== Exercise description ==
Search the data for the word "title" and copy every line where it occurs.

Interface dataset entries
┌────────
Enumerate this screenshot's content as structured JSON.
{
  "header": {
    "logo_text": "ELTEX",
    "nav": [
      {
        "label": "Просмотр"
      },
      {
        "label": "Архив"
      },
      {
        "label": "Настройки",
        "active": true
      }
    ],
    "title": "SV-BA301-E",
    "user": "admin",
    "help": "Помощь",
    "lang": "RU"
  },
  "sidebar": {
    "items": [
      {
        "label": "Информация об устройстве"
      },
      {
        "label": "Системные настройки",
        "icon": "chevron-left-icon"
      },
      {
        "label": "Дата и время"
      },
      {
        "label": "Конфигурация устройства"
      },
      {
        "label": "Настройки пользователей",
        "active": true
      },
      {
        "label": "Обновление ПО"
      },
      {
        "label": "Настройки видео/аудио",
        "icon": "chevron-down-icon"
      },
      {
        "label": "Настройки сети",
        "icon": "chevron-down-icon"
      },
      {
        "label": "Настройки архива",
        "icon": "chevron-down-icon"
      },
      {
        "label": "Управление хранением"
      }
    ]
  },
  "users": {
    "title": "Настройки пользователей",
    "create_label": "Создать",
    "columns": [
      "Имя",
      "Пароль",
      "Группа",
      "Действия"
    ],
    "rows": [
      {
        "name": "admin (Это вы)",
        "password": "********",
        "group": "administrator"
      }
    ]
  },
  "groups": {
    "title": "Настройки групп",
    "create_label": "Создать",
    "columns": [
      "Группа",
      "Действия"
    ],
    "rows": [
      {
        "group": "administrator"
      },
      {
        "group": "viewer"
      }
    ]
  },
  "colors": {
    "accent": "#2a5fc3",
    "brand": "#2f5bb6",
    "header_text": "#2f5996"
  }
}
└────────
== Exercise solution ==
    "title": "SV-BA301-E",
    "title": "Настройки пользователей",
    "title": "Настройки групп",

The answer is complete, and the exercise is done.